■ **EXERCISE DIRECTIONS**: Wherever "true" appears in a line of the records below, count that line, and report only the number.

■ **TASK INPUT**:
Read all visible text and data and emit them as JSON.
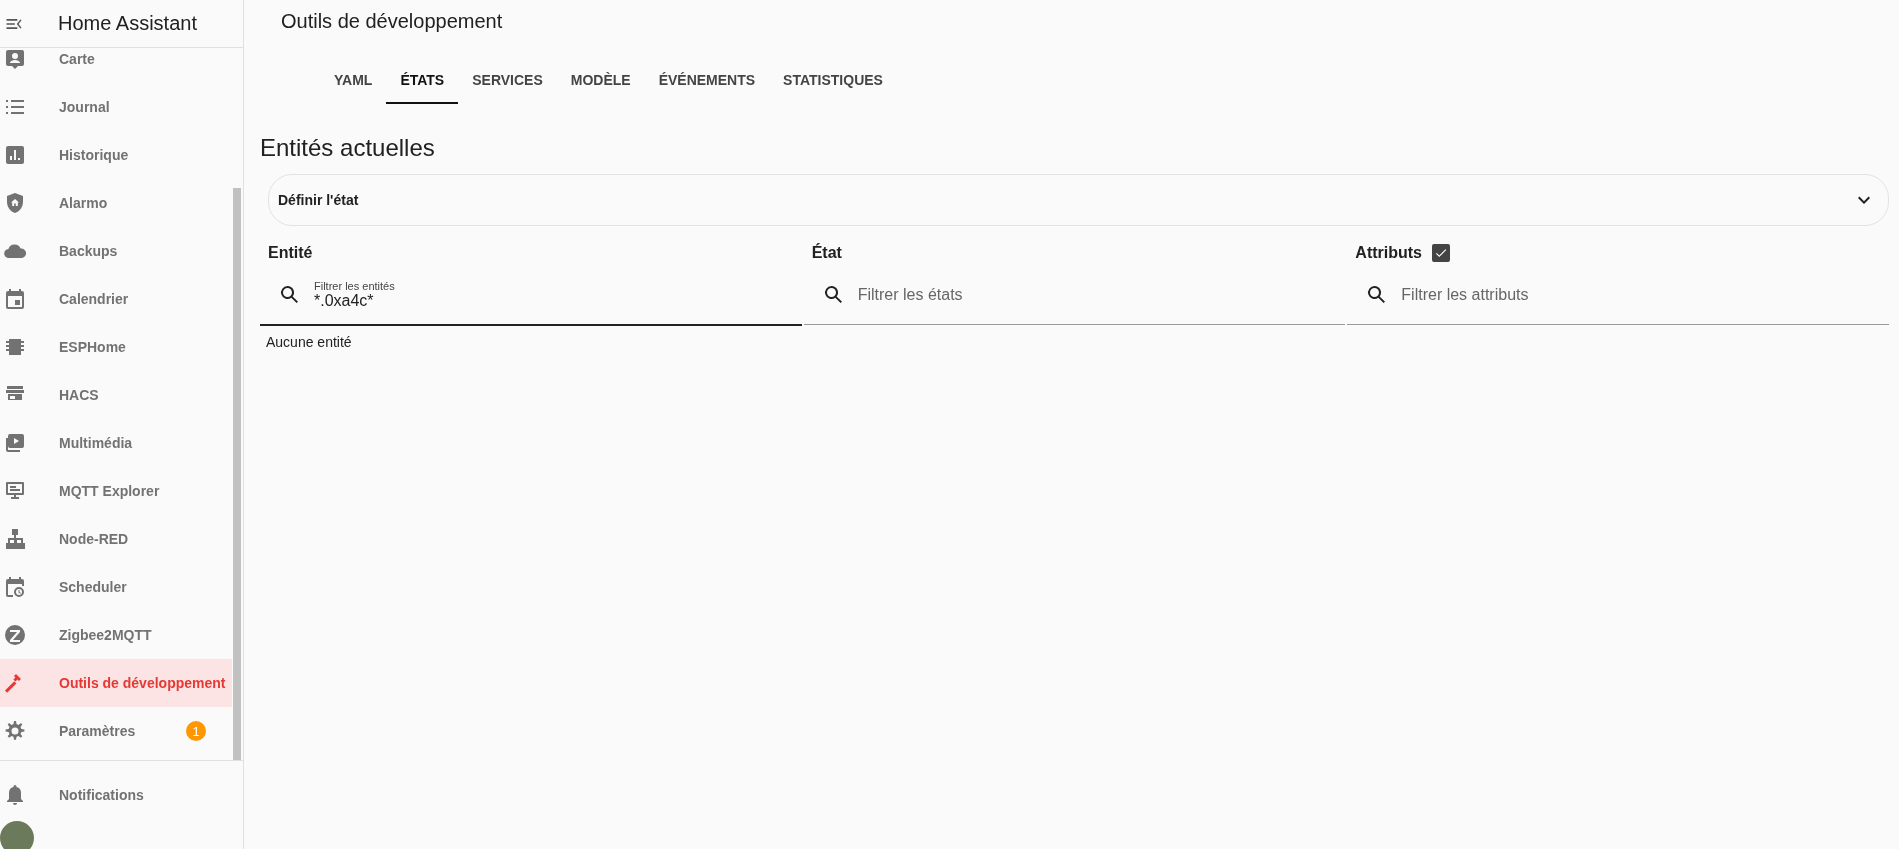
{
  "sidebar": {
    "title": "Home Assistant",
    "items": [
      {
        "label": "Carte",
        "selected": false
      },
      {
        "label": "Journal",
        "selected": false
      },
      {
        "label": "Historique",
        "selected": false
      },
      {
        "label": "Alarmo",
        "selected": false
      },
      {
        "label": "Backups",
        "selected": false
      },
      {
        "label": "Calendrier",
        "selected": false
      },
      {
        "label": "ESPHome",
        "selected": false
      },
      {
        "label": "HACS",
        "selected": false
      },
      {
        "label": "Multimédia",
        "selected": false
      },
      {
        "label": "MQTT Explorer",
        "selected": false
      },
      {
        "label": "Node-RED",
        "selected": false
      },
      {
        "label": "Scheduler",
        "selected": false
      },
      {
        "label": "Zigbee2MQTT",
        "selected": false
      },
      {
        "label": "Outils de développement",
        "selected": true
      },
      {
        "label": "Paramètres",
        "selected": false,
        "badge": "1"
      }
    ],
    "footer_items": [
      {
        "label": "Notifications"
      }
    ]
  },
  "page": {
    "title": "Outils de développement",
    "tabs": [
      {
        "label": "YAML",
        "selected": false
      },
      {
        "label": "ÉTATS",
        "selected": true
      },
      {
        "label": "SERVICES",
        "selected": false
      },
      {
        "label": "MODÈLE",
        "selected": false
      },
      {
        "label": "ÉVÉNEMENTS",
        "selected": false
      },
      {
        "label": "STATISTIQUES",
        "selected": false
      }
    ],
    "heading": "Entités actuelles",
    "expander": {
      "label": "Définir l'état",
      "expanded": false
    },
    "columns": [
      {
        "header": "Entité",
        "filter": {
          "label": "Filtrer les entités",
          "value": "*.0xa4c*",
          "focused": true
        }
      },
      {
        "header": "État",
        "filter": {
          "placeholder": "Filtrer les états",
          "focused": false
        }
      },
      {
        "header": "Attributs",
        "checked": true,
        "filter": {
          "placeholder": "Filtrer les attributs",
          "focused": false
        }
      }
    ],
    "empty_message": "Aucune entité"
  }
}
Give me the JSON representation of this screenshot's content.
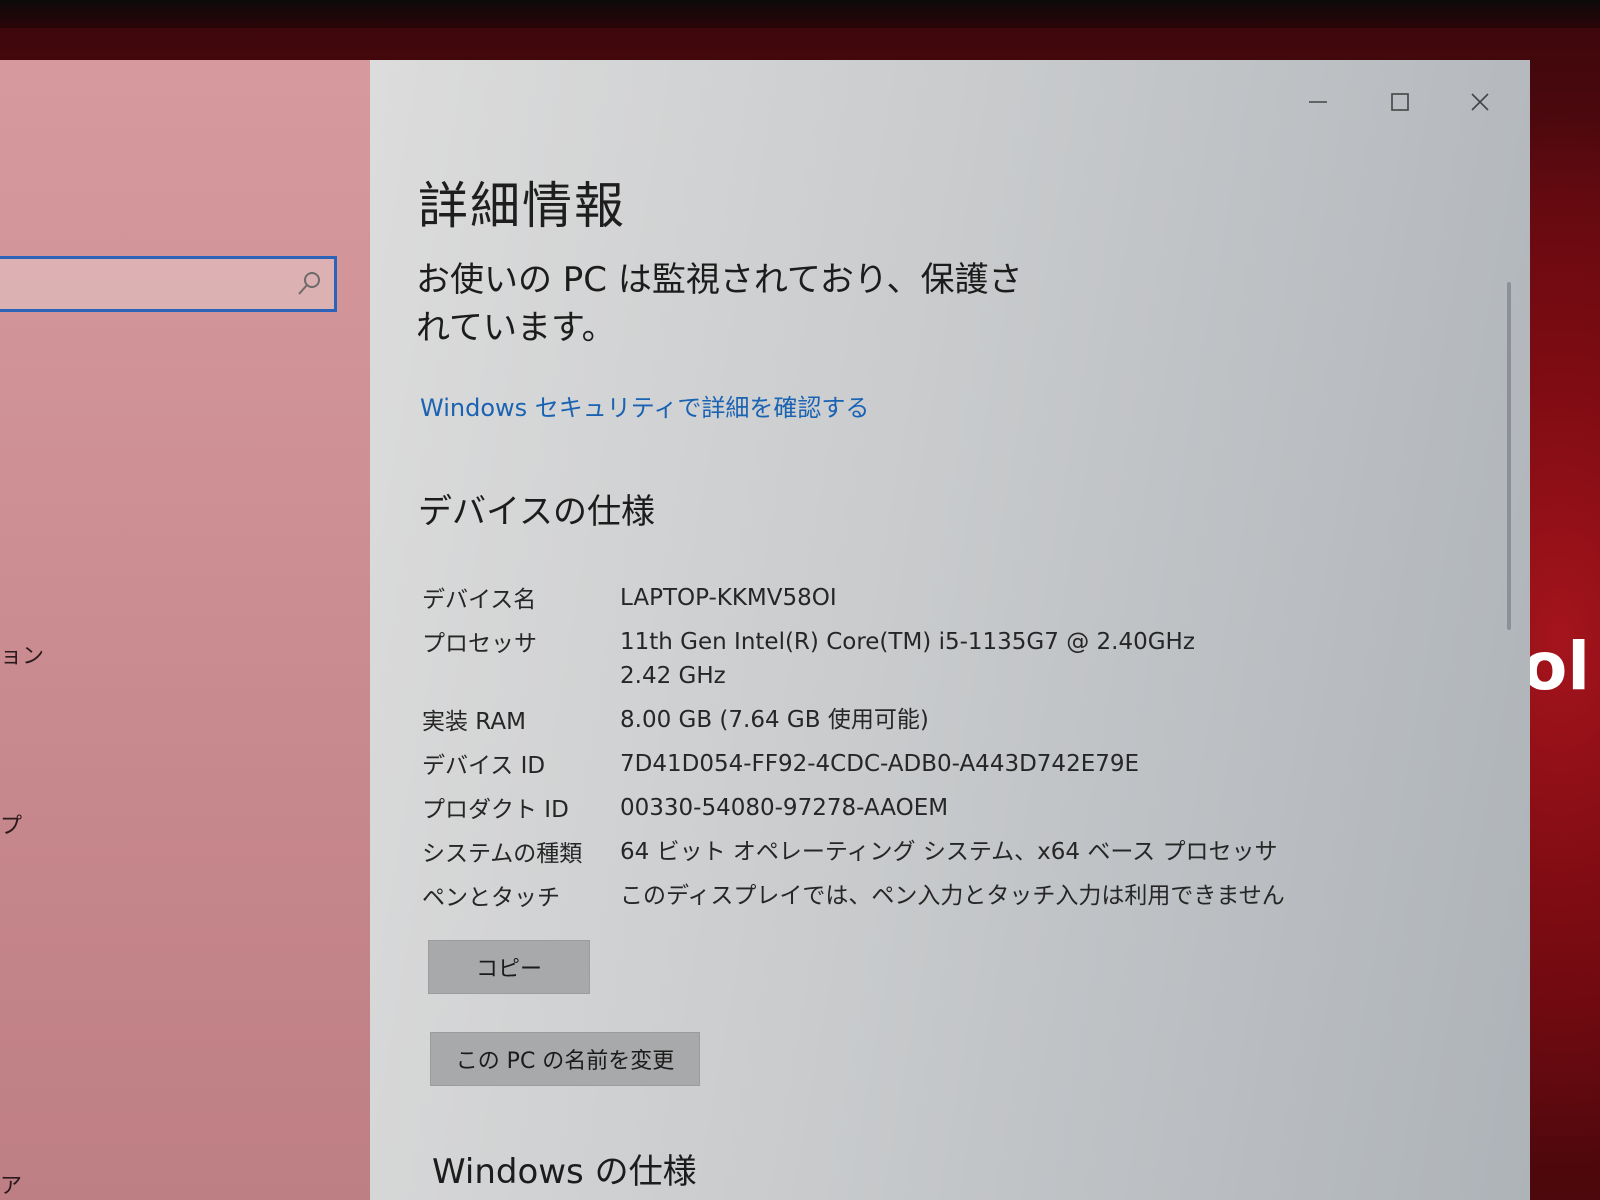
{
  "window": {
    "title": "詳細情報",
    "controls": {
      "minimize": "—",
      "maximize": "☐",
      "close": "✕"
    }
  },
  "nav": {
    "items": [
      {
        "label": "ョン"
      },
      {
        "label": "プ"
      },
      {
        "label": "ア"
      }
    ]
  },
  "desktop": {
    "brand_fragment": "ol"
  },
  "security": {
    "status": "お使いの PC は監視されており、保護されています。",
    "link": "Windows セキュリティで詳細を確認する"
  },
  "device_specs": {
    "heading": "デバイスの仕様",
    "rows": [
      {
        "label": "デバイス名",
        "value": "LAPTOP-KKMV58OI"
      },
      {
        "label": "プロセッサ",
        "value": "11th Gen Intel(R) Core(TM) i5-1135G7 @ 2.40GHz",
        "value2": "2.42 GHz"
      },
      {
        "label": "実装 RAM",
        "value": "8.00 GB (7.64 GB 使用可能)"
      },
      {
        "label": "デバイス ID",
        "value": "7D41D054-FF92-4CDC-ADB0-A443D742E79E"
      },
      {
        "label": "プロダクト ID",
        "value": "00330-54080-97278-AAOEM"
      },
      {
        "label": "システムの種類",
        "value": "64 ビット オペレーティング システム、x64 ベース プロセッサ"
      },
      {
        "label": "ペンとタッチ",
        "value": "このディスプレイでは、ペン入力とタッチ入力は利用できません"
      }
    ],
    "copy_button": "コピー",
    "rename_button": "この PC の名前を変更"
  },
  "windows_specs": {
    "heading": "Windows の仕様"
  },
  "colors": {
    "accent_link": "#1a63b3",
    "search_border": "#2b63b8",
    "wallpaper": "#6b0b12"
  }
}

■ **THE ANSWER**: 4